Finding the time to write is one thing. Finding the time to write and keep it brief is a whole other matter. Think about some of the writing assignments you received when you were a student. How less painful would it now be to read your writing if only the time had been available, or in some instances you simply had made the effort, to edit your work? I can imagine how awful some of mine must have been and marvel at the stamina of the teachers who had to read it. Perhaps I’m subconsciously seeking an editor’s redemption, but these days I have no difficulty finding excess in my writing. It’s always easy to edit, tighten up and find a way to make it more concise. It’s just a matter of taking the time. And the more time I take, the more that I can change. Blaise Pascal acknowledged the same for himself in one of his letters to the Jesuits in December 1656:
“Reverend fathers, my letters were not wont either to be so prolix, or to follow so closely on one another. Want of time must plead my excuse for both of these faults. The present letter is a very long one, simply because I had no leisure to make it shorter.”
During this Christmas season, I take the reminder from Saul Bellow’s composition teacher from his school days, Miss Ferguson. Bellow said that she was a tough editor and insisted on brevity. She had no tolerance for unnecessary words and bombastic writing. Her instructions stuck with Bellow long after he was an accomplished and famous author. I think the enduring impact came not only from the message, but the delivery as well. It was a school teacher’s performance that engaged the students. Miss Ferguson would dance before the class, clap her hands and in the tune and rhythm to the “Hallelujah” chorus of George Frideric Handel’s Messiah, she would sing “Be specific!” Isn’t that a sight to behold?
Speaking of Handel’s Messiah, this magnum opus was originally written for Easter, not Christmas. The debut was in Dublin, Ireland in April 1742. In three separate parts, the Messiah tells the story of the birth of Jesus Christ, his death with the crucifixion and then his resurrection. As a kid, it never made sense to me that people sang the ”Hallelujah” chorus, which celebrates Christ’s life and ultimate reign, not his birth, at Christmas. Just one of those holiday traditions that puzzled me. It still seems peculiar to me. Maybe oddities such as these are just the nature of holiday customs. As it goes, I had it figured out just as Handel intended. During his lifetime, Messiah was performed at Easter. It wasn’t associated with Christmas until the early eighteenth century.
Now of course, Messiah is a holiday blockbuster. Concert halls and churches throughout the country feature Handel’s famous composition this time of the year. Professional and amateurs alike participate. People like to sing along and chances are good that you can find somewhere in your town to take a part in a community choir for an evening.
All Music, the ultimate guide to recorded music, lists 4,652 album search results for “Handel: Messiah.” Connoisseurs will discuss and debate about the best versions. I have no standing to comment one way or the other. Composers have taken many liberties over the centuries. Generally, the adjustments are necessary to compensate for the musicians’ constraints.
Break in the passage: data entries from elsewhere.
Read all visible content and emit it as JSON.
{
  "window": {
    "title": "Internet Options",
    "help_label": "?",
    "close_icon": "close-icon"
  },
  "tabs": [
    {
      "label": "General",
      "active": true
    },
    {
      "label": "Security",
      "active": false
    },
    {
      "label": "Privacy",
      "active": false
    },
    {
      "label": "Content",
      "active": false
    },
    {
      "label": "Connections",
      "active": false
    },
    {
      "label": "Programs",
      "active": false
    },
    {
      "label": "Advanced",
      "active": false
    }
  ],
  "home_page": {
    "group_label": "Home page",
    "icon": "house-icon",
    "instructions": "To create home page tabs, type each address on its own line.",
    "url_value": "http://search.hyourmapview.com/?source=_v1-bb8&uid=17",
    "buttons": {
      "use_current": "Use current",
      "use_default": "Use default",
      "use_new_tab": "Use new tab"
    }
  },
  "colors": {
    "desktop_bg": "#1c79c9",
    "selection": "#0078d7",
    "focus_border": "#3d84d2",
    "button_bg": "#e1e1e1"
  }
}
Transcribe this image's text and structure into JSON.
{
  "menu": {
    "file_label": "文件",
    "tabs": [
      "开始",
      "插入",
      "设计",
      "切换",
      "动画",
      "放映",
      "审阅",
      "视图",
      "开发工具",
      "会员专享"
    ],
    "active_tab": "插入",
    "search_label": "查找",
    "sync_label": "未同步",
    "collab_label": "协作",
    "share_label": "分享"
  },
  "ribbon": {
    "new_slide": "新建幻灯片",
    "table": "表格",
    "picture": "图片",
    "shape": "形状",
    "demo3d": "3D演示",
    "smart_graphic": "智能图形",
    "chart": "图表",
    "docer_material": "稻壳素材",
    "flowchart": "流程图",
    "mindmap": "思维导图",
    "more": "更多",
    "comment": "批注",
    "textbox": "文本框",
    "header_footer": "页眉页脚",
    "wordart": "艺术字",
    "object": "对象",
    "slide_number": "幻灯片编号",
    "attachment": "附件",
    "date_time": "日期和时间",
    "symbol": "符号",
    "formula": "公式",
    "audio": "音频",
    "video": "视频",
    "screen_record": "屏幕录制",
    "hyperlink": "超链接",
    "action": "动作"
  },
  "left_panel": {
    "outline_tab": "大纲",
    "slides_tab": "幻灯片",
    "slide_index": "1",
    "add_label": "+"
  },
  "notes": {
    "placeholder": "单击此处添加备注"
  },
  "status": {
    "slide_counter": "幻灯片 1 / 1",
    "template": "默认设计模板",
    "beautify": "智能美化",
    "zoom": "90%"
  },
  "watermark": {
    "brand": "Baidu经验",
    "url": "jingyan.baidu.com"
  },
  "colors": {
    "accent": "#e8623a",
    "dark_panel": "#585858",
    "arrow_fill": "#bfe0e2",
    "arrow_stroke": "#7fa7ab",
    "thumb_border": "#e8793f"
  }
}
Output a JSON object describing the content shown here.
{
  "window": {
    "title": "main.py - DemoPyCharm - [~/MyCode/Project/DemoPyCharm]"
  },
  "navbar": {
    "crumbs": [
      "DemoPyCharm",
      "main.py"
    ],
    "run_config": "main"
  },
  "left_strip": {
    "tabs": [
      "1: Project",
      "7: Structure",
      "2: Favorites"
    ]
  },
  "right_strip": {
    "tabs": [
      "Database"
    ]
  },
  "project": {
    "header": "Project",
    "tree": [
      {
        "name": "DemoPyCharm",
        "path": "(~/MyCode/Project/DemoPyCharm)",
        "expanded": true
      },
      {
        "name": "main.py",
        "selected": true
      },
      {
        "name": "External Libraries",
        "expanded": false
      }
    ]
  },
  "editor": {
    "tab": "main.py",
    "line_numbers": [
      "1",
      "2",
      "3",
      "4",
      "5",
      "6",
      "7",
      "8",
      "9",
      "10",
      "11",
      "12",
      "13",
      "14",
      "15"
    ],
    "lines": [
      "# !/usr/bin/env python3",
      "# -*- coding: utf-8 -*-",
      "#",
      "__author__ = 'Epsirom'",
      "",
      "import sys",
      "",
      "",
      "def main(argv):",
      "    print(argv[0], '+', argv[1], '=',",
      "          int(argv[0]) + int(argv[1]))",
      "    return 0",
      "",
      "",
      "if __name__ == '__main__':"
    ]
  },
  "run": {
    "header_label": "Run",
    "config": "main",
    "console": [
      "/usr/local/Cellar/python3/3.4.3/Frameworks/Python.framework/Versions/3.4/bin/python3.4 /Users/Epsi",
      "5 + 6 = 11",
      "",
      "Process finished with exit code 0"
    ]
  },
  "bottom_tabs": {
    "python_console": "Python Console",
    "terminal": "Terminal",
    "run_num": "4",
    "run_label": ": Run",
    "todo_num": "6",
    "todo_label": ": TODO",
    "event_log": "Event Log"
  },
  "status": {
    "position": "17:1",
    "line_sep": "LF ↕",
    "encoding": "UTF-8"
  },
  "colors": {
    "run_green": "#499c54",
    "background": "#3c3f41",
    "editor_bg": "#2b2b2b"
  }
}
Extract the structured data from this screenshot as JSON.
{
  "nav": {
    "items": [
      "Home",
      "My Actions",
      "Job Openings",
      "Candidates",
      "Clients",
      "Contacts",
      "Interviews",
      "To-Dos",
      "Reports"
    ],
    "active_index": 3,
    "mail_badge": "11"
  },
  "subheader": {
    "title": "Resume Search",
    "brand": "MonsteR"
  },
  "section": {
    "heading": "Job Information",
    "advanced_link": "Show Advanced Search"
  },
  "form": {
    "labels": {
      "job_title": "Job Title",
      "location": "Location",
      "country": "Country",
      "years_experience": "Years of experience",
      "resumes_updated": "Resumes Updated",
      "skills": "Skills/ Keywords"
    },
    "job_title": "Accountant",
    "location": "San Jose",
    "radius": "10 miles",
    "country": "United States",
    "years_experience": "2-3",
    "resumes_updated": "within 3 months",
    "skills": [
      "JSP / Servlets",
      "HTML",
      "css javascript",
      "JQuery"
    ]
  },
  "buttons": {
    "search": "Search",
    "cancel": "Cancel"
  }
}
Based on the ongoing popularity of the score, it seems that most listeners don’t worry too much about the nuances and adaptations. Wolfgang Amadeus Mozart was an admirer of Handel and took on his own Messiah undertaking with a re-orchestration in 1789. He was careful and deferential with his changes however, because he did not want to stray far from Handel’s original score.
“Handel knows better than any of us what will make an effect. When he chooses, he strikes like a thunderbolt.”
- Wolfgang Amadeus Mozart describing his alterations to Messiah
I like that. Handel “strikes like a thunderbolt.” Just like Miss Ferguson.